Also I hate to be that guy, but a new, more expensive guitar isn't a guarantee that you're gonna have a guitar thats amazingly set up right out of the box. You might find yourself going through the same thing but now with more expensive gear. That's why its beneficial to learn how to work on them because eventually you get to the point that you know what you like out of your guitars and you can save yourself 60 bucks or so by doing it yourself.

Yea thing is that I live in a damned small town and county too for that matter, so going to another (and possibly better) tech guy is not the easiest. Also the guy I got my setup by has a quite good reputation around here, so I really thought it would be fine by just letting him do a quick setup. Took an hour btw if that's worth mentioning. He said he usually has the guitars over for a few days to see for any changes, but he did an exception on mine. 

I guess that's true. But I feel so angry and sad that I just can't get playing. Always something wrong with stuff I buy it seems... And to just have wasted over 300 bucks would really suck.
#10
Well, then you know your options so take it to the guy again and don't accept it until its playing to a level you're satisfied to and maybe next time don't get a 'quick set up' done if you can't work on the guitar yourself. You might have to wait a little longer initially but maybe you wouldn't have to deal with as much hassle. 
Quote by zgr0826
My culture is worthless and absolutely inferior to the almighty Leaf.


Quote by JustRooster
I incurred the wrath of the Association of White Knights. Specifically the Parent's Basement branch of service.
#11
Quote by H4T3BR33D3R
Well, then you know your options so take it to the guy again and don't accept it until its playing to a level you're satisfied to and maybe next time don't get a 'quick set up' done if you can't work on the guitar yourself. You might have to wait a little longer initially but maybe you wouldn't have to deal with as much hassle. 

Very true - might been a stupid move by me to just ask for such a quick setup. Maybe a bit too eager to play... But anyways. Thanks a lot for your time and informative answers! Will call the guy again asap.
#12
Quote by oskiii
Very true - might been a stupid move by me to just ask for such a quick setup. Maybe a bit too eager to play... But anyways. Thanks a lot for your time and informative answers! Will call the guy again asap.

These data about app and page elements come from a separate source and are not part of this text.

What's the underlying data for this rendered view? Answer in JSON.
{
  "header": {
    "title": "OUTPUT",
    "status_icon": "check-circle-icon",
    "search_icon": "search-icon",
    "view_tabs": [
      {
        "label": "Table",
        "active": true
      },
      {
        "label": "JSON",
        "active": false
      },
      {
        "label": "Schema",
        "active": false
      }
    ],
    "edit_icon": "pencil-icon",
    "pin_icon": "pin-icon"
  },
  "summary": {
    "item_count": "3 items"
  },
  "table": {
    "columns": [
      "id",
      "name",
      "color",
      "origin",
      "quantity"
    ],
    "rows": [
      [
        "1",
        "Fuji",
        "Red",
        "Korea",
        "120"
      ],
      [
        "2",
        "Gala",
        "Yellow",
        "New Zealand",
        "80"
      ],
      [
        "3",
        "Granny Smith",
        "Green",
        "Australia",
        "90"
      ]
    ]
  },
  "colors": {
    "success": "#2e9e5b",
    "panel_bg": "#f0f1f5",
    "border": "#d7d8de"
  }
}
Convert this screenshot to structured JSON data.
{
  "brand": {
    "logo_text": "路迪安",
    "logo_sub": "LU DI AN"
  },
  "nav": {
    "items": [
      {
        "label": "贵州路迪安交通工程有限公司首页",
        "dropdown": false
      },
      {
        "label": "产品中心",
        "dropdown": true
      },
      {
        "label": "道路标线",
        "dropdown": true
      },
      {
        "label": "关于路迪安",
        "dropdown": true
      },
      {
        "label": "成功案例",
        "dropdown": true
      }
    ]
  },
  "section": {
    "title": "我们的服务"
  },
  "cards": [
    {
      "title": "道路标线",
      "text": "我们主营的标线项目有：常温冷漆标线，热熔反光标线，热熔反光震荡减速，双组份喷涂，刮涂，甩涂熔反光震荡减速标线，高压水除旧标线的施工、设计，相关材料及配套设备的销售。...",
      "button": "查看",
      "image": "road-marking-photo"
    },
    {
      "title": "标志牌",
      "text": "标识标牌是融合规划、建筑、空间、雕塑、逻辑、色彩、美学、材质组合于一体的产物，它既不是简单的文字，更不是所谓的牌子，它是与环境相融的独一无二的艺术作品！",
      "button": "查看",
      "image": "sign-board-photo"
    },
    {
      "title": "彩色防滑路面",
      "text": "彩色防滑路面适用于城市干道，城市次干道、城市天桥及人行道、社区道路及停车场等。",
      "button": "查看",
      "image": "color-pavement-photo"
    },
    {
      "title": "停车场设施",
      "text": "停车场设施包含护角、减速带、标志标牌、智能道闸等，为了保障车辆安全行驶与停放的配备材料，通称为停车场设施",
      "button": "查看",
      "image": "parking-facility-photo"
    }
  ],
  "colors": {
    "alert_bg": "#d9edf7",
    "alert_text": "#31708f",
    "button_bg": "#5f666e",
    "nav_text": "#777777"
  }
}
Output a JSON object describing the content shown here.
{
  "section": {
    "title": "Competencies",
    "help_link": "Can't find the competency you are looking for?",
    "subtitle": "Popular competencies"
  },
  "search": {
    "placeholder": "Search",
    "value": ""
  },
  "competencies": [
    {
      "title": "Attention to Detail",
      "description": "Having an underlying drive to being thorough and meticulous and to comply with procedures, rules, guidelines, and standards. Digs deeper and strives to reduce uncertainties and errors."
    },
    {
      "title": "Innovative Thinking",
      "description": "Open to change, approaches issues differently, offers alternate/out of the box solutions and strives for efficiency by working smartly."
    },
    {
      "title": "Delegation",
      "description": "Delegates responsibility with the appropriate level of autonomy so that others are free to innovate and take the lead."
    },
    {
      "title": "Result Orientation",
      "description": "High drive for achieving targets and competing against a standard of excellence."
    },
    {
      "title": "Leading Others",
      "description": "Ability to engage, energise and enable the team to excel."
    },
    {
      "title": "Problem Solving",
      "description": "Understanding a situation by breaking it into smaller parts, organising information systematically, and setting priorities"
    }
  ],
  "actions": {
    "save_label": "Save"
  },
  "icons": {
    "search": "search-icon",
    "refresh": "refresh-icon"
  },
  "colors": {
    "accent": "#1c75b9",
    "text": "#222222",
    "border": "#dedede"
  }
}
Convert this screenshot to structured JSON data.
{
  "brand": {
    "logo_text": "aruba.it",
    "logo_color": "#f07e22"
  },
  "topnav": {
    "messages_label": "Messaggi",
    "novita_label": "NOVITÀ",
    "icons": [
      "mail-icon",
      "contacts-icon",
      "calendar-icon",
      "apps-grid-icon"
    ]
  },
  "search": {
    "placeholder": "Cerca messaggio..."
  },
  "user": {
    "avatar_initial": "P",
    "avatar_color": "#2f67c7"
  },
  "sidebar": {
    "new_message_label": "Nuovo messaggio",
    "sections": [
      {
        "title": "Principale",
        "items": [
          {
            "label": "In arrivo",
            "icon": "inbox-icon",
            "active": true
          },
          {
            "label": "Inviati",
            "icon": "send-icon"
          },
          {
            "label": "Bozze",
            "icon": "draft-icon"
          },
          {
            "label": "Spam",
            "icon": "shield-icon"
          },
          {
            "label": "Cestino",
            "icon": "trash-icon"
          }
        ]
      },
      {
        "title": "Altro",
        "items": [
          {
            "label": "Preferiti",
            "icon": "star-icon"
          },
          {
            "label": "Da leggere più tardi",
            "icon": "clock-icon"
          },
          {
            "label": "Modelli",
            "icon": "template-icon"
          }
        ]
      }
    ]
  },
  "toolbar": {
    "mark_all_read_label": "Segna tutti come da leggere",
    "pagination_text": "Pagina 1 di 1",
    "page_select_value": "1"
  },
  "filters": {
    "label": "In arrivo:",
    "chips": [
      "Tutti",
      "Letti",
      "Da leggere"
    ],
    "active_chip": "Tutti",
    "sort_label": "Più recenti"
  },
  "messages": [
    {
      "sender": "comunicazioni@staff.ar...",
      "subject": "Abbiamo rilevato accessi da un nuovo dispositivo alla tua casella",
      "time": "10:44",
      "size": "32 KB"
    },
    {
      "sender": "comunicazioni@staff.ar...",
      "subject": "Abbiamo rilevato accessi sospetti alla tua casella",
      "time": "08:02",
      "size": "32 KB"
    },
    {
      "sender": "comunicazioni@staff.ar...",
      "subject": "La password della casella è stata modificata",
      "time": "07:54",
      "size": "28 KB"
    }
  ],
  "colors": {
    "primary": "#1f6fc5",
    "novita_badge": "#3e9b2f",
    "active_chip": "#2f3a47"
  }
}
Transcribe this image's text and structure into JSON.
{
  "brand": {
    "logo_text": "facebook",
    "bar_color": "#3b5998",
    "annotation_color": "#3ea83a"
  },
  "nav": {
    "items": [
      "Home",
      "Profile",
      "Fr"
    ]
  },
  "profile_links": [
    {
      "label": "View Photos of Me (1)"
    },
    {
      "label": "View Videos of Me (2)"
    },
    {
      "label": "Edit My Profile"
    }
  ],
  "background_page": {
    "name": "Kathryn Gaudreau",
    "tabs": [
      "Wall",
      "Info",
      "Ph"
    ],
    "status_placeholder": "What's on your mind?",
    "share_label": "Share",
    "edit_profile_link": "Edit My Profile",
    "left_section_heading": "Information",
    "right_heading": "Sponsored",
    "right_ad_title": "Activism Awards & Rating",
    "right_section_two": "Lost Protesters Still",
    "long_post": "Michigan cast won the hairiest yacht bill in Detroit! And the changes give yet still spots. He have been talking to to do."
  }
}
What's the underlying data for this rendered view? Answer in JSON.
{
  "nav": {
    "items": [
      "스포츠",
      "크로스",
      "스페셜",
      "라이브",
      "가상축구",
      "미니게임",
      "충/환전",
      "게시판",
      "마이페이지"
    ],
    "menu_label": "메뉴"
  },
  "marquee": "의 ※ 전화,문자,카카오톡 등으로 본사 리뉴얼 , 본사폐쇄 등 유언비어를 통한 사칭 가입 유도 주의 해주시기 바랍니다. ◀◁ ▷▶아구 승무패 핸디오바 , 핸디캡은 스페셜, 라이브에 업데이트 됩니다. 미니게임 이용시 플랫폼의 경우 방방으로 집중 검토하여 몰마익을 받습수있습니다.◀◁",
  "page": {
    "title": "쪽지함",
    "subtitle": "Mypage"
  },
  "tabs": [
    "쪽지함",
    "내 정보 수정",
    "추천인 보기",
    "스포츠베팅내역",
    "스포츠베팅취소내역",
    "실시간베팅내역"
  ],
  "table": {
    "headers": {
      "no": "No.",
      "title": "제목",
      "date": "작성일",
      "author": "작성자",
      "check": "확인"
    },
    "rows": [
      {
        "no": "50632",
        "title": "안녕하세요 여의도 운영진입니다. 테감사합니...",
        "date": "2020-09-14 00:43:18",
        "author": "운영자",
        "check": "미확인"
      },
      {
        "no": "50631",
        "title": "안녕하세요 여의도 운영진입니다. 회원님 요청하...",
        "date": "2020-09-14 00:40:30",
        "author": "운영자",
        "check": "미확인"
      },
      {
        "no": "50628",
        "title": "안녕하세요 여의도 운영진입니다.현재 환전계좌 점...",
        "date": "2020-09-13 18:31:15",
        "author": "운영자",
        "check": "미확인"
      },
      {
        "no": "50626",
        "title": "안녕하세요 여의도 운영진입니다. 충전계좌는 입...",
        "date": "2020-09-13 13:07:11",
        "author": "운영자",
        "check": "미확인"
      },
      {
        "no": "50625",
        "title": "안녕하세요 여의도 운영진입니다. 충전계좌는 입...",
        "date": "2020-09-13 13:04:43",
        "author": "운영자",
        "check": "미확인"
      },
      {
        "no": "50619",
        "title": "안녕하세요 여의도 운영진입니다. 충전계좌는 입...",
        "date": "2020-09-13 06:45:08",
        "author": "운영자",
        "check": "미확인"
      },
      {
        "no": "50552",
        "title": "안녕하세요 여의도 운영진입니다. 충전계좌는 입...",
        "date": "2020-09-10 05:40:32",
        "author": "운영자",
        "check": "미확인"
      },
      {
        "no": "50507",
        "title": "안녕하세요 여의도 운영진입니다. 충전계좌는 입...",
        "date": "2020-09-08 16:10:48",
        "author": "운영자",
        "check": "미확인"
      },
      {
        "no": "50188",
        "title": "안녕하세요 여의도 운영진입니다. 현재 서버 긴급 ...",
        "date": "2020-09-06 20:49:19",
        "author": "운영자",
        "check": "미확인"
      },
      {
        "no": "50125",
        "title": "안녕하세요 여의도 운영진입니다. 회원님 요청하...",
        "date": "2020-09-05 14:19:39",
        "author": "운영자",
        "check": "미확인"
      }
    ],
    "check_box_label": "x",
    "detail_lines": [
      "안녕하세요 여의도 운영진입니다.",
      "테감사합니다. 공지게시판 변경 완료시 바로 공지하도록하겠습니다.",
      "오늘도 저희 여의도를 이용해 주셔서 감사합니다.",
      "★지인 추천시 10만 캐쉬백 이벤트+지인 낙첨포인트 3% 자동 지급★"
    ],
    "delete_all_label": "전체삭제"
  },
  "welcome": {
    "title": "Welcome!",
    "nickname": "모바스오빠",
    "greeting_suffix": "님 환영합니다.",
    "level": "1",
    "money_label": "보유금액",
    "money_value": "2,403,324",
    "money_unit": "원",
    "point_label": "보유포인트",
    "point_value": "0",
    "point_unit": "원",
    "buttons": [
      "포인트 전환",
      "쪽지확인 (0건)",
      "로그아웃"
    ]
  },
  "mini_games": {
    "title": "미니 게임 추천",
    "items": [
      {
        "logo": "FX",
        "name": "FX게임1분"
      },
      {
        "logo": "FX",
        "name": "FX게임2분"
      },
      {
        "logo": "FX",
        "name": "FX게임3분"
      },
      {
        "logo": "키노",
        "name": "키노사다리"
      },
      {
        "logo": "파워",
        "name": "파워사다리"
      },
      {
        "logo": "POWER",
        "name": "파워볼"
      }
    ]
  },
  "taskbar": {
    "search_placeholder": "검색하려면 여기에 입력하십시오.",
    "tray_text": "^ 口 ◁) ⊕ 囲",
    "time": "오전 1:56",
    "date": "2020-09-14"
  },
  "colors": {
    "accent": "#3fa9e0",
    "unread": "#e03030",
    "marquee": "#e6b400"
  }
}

Good luck and I hope you can get this all sorted. It's frustrating when all you want to do is play but stuff like this pops up.
Quote by zgr0826
My culture is worthless and absolutely inferior to the almighty Leaf.


Quote by JustRooster
I incurred the wrath of the Association of White Knights. Specifically the Parent's Basement branch of service.
#13
No doubt here.  Call the shop and bring the guitar back to them.  Play it for them and they should cringe when they hear what I heard on the video.  

Ask for another setup and also pick up another one off the rack and see how it plays.  Maybe you got a bad example, maybe the next one will be a gem.  
Guitars:
Jackson Kelly KE3 - MIJ (Distortion/Jazz)
Jackson DKMGT Dinky (EMG 81/85)
ESP E-II Eclipse Custom (JB/'59)
ESP LTD EC-1001FR (EMG 81/60)
Fender MIM Strat

Amps:
Mesa/Boogie Dual Rectifier Roadster 212
Laney IronHeart IRT-Studio
Peavey Vypyr 30
Peavey ReValver Amp Sims
TOOOO many T.C. Electronic Pedals. . .